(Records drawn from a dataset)
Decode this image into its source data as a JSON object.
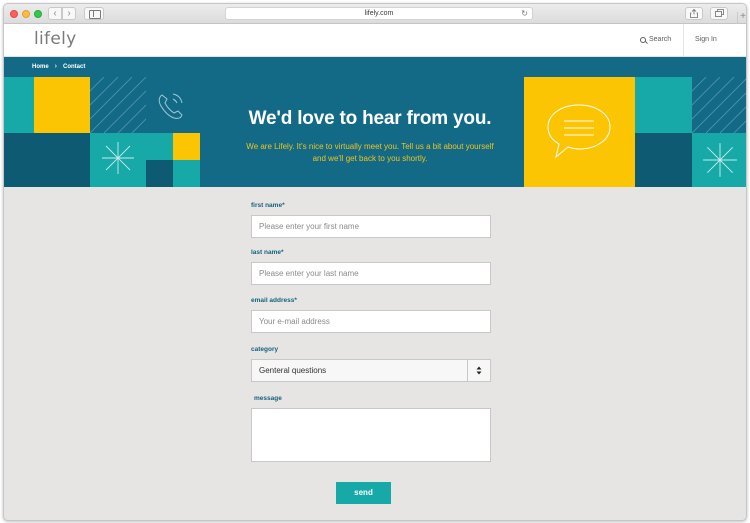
{
  "browser": {
    "url": "lifely.com"
  },
  "header": {
    "logo": "lifely",
    "search_label": "Search",
    "signin_label": "Sign In"
  },
  "breadcrumb": [
    "Home",
    "Contact"
  ],
  "hero": {
    "title": "We'd love to hear from you.",
    "subtitle": "We are Lifely. It's nice to virtually meet you. Tell us a bit about yourself and we'll get back to you shortly."
  },
  "form": {
    "first_name": {
      "label": "first name*",
      "placeholder": "Please enter your first name"
    },
    "last_name": {
      "label": "last name*",
      "placeholder": "Please enter your last name"
    },
    "email": {
      "label": "email address*",
      "placeholder": "Your e-mail address"
    },
    "category": {
      "label": "category",
      "selected": "Genteral questions"
    },
    "message": {
      "label": "message"
    },
    "send_label": "send"
  },
  "colors": {
    "hero_blue": "#136a86",
    "teal": "#17a9a8",
    "yellow": "#fcc503",
    "dark_blue": "#0f5a73",
    "page_bg": "#e7e5e4"
  }
}
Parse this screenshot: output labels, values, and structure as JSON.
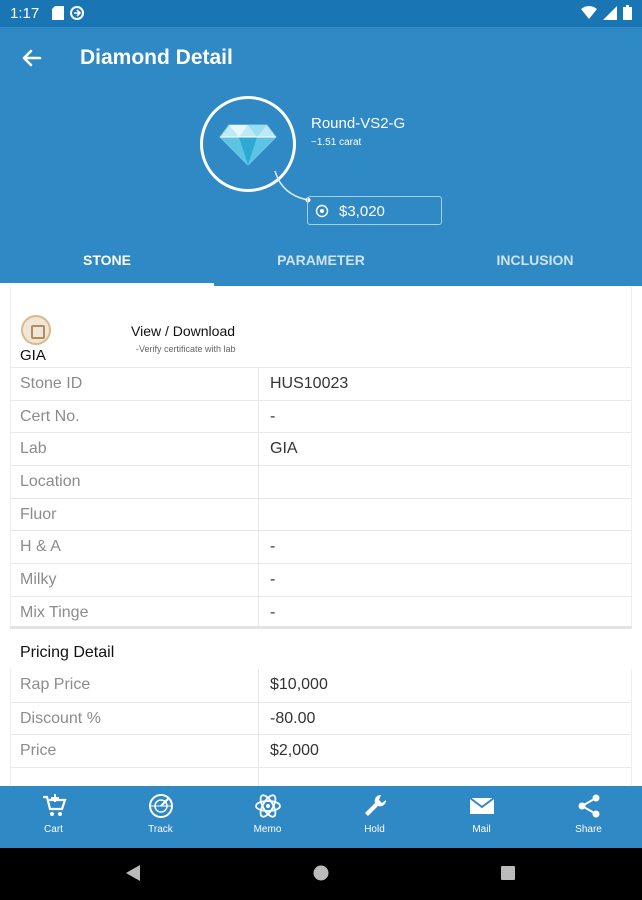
{
  "status_bar": {
    "time": "1:17"
  },
  "app_bar": {
    "title": "Diamond Detail"
  },
  "hero": {
    "stone_name": "Round-VS2-G",
    "carat": "~1.51 carat",
    "price": "$3,020"
  },
  "tabs": [
    {
      "label": "STONE",
      "active": true
    },
    {
      "label": "PARAMETER",
      "active": false
    },
    {
      "label": "INCLUSION",
      "active": false
    }
  ],
  "certificate": {
    "lab": "GIA",
    "link": "View / Download",
    "hint": "-Verify certificate with lab"
  },
  "details": [
    {
      "label": "Stone ID",
      "value": "HUS10023"
    },
    {
      "label": "Cert No.",
      "value": "-"
    },
    {
      "label": "Lab",
      "value": "GIA"
    },
    {
      "label": "Location",
      "value": ""
    },
    {
      "label": "Fluor",
      "value": ""
    },
    {
      "label": "H & A",
      "value": "-"
    },
    {
      "label": "Milky",
      "value": "-"
    },
    {
      "label": "Mix Tinge",
      "value": "-"
    }
  ],
  "pricing": {
    "title": "Pricing Detail",
    "rows": [
      {
        "label": "Rap Price",
        "value": "$10,000"
      },
      {
        "label": "Discount %",
        "value": "-80.00"
      },
      {
        "label": "Price",
        "value": "$2,000"
      }
    ]
  },
  "bottom_nav": [
    {
      "label": "Cart",
      "icon": "cart-icon"
    },
    {
      "label": "Track",
      "icon": "radar-icon"
    },
    {
      "label": "Memo",
      "icon": "atom-icon"
    },
    {
      "label": "Hold",
      "icon": "wrench-icon"
    },
    {
      "label": "Mail",
      "icon": "mail-icon"
    },
    {
      "label": "Share",
      "icon": "share-icon"
    }
  ],
  "colors": {
    "primary": "#2e89c5",
    "status_bar": "#1a75b5"
  }
}
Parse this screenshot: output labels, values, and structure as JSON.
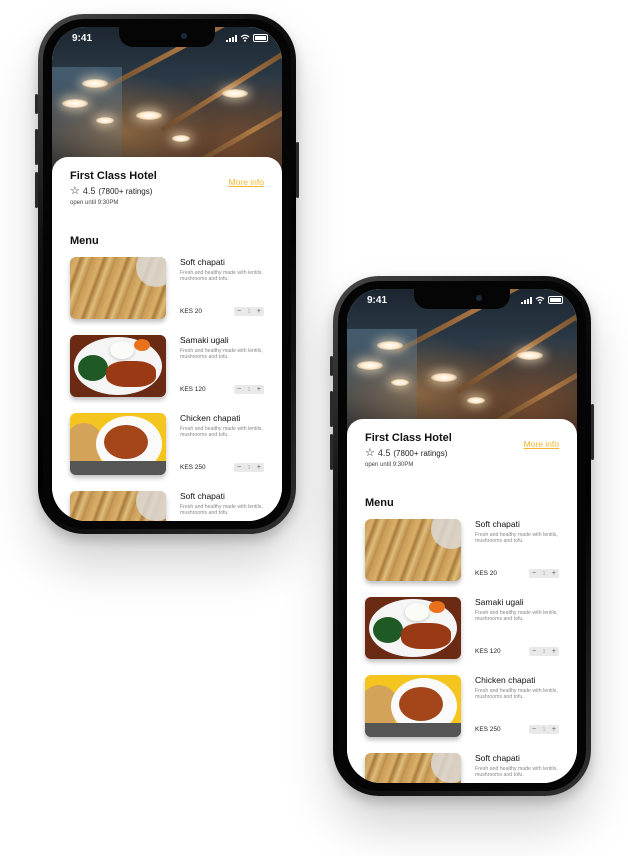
{
  "status_bar": {
    "time": "9:41"
  },
  "hotel": {
    "name": "First Class Hotel",
    "more_info": "More info",
    "rating": "4.5",
    "ratings_count": "(7800+ ratings)",
    "open_until": "open until 9:30PM"
  },
  "menu": {
    "title": "Menu",
    "items": [
      {
        "name": "Soft chapati",
        "description": "Fresh and healthy made with lentils, mushrooms and tofu.",
        "price": "KES 20",
        "qty": "1",
        "image": "chapati"
      },
      {
        "name": "Samaki ugali",
        "description": "Fresh and healthy made with lentils, mushrooms and tofu.",
        "price": "KES 120",
        "qty": "1",
        "image": "ugali"
      },
      {
        "name": "Chicken chapati",
        "description": "Fresh and healthy made with lentils, mushrooms and tofu.",
        "price": "KES 250",
        "qty": "1",
        "image": "chicken"
      },
      {
        "name": "Soft chapati",
        "description": "Fresh and healthy made with lentils, mushrooms and tofu.",
        "image": "chapati"
      }
    ]
  },
  "icons": {
    "star": "star-outline-icon",
    "minus": "minus-icon",
    "plus": "plus-icon"
  },
  "colors": {
    "accent": "#f0b52a",
    "frame": "#111111"
  }
}
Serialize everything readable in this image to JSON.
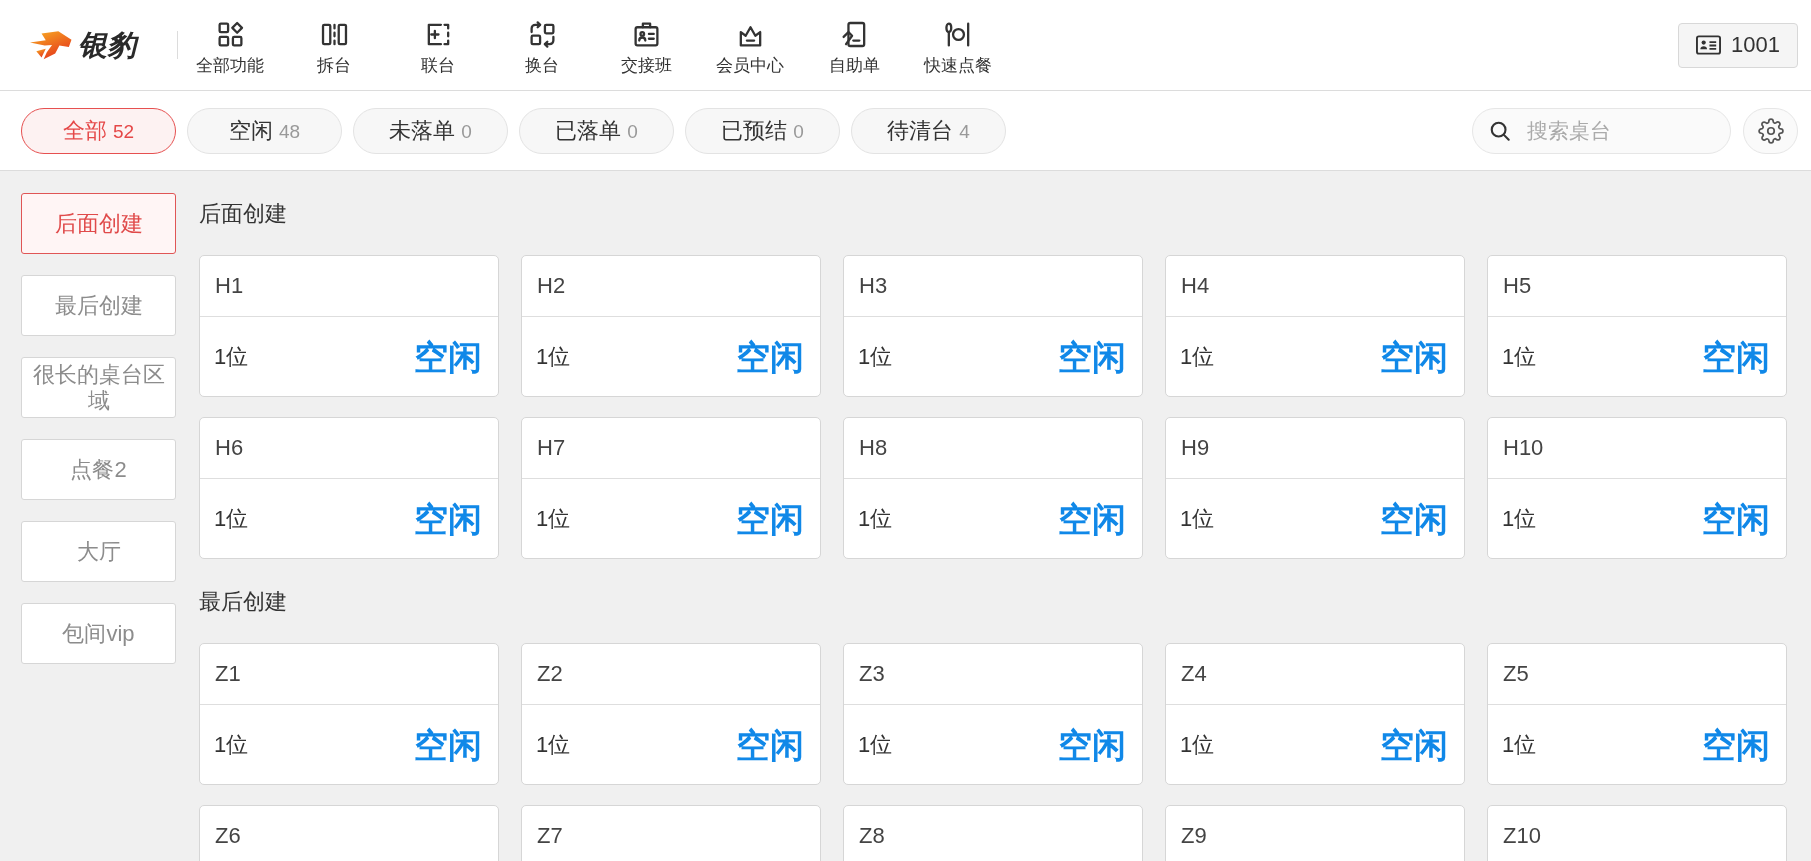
{
  "header": {
    "logo": {
      "text": "银豹"
    },
    "nav": [
      {
        "label": "全部功能"
      },
      {
        "label": "拆台"
      },
      {
        "label": "联台"
      },
      {
        "label": "换台"
      },
      {
        "label": "交接班"
      },
      {
        "label": "会员中心"
      },
      {
        "label": "自助单"
      },
      {
        "label": "快速点餐"
      }
    ],
    "user_button": {
      "label": "1001"
    }
  },
  "filters": {
    "chips": [
      {
        "label": "全部",
        "count": "52",
        "selected": true
      },
      {
        "label": "空闲",
        "count": "48",
        "selected": false
      },
      {
        "label": "未落单",
        "count": "0",
        "selected": false
      },
      {
        "label": "已落单",
        "count": "0",
        "selected": false
      },
      {
        "label": "已预结",
        "count": "0",
        "selected": false
      },
      {
        "label": "待清台",
        "count": "4",
        "selected": false
      }
    ],
    "search": {
      "placeholder": "搜索桌台"
    }
  },
  "sidebar": {
    "items": [
      {
        "label": "后面创建",
        "selected": true
      },
      {
        "label": "最后创建",
        "selected": false
      },
      {
        "label": "很长的桌台区域",
        "selected": false
      },
      {
        "label": "点餐2",
        "selected": false
      },
      {
        "label": "大厅",
        "selected": false
      },
      {
        "label": "包间vip",
        "selected": false
      }
    ]
  },
  "sections": [
    {
      "title": "后面创建",
      "tables": [
        {
          "name": "H1",
          "seats": "1位",
          "status": "空闲"
        },
        {
          "name": "H2",
          "seats": "1位",
          "status": "空闲"
        },
        {
          "name": "H3",
          "seats": "1位",
          "status": "空闲"
        },
        {
          "name": "H4",
          "seats": "1位",
          "status": "空闲"
        },
        {
          "name": "H5",
          "seats": "1位",
          "status": "空闲"
        },
        {
          "name": "H6",
          "seats": "1位",
          "status": "空闲"
        },
        {
          "name": "H7",
          "seats": "1位",
          "status": "空闲"
        },
        {
          "name": "H8",
          "seats": "1位",
          "status": "空闲"
        },
        {
          "name": "H9",
          "seats": "1位",
          "status": "空闲"
        },
        {
          "name": "H10",
          "seats": "1位",
          "status": "空闲"
        }
      ]
    },
    {
      "title": "最后创建",
      "tables": [
        {
          "name": "Z1",
          "seats": "1位",
          "status": "空闲"
        },
        {
          "name": "Z2",
          "seats": "1位",
          "status": "空闲"
        },
        {
          "name": "Z3",
          "seats": "1位",
          "status": "空闲"
        },
        {
          "name": "Z4",
          "seats": "1位",
          "status": "空闲"
        },
        {
          "name": "Z5",
          "seats": "1位",
          "status": "空闲"
        },
        {
          "name": "Z6"
        },
        {
          "name": "Z7"
        },
        {
          "name": "Z8"
        },
        {
          "name": "Z9"
        },
        {
          "name": "Z10"
        }
      ]
    }
  ]
}
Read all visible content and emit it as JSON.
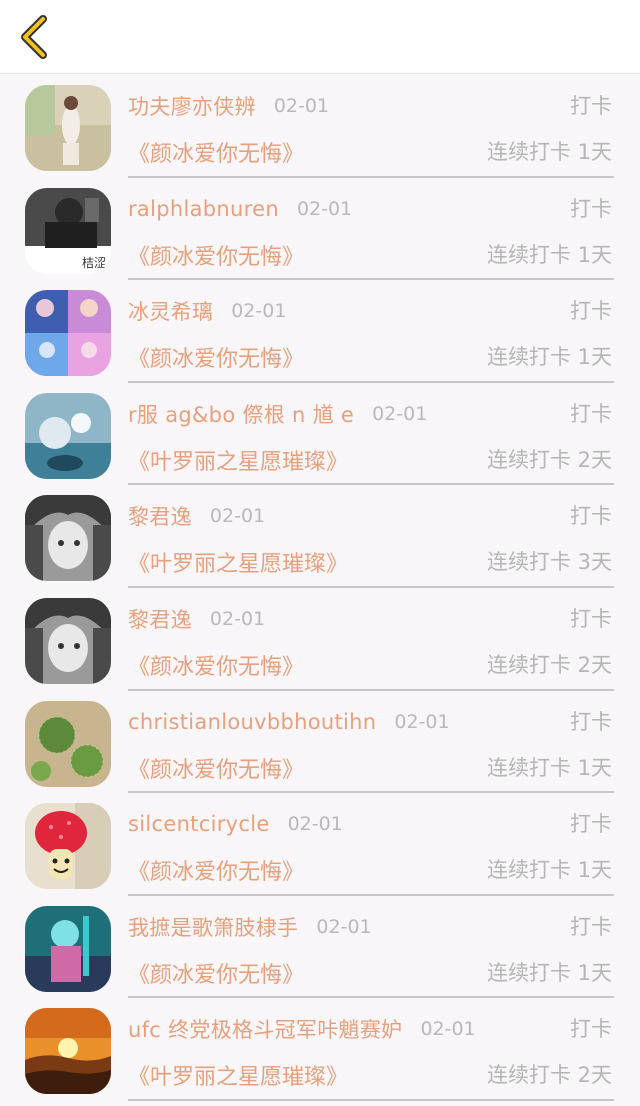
{
  "nav": {
    "back_icon": "chevron-left-icon",
    "accent": "#f2c31a"
  },
  "colors": {
    "accent_text": "#e7a07b",
    "muted_text": "#b6b6b6",
    "background": "#f8f6f8"
  },
  "entries": [
    {
      "name": "功夫廖亦侠辨",
      "date": "02-01",
      "action": "打卡",
      "book": "《颜冰爱你无悔》",
      "streak": "连续打卡 1天"
    },
    {
      "name": "ralphlabnuren",
      "date": "02-01",
      "action": "打卡",
      "book": "《颜冰爱你无悔》",
      "streak": "连续打卡 1天",
      "avatar_text": "桔涩"
    },
    {
      "name": "冰灵希璃",
      "date": "02-01",
      "action": "打卡",
      "book": "《颜冰爱你无悔》",
      "streak": "连续打卡 1天"
    },
    {
      "name": "r服 ag&bo 傺根 n 馗 e",
      "date": "02-01",
      "action": "打卡",
      "book": "《叶罗丽之星愿璀璨》",
      "streak": "连续打卡 2天"
    },
    {
      "name": "黎君逸",
      "date": "02-01",
      "action": "打卡",
      "book": "《叶罗丽之星愿璀璨》",
      "streak": "连续打卡 3天"
    },
    {
      "name": "黎君逸",
      "date": "02-01",
      "action": "打卡",
      "book": "《颜冰爱你无悔》",
      "streak": "连续打卡 2天"
    },
    {
      "name": "christianlouvbbhoutihn",
      "date": "02-01",
      "action": "打卡",
      "book": "《颜冰爱你无悔》",
      "streak": "连续打卡 1天"
    },
    {
      "name": "silcentcirycle",
      "date": "02-01",
      "action": "打卡",
      "book": "《颜冰爱你无悔》",
      "streak": "连续打卡 1天"
    },
    {
      "name": "我摭是歌箫肢棣手",
      "date": "02-01",
      "action": "打卡",
      "book": "《颜冰爱你无悔》",
      "streak": "连续打卡 1天"
    },
    {
      "name": "ufc 终党极格斗冠军咔魈赛妒",
      "date": "02-01",
      "action": "打卡",
      "book": "《叶罗丽之星愿璀璨》",
      "streak": "连续打卡 2天"
    }
  ]
}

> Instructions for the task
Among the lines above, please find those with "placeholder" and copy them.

> Response
      "placeholder": "Please enter your first name"
      "placeholder": "Please enter your last name"
      "placeholder": "Your e-mail address"
      "placeholder": "搜索桌台"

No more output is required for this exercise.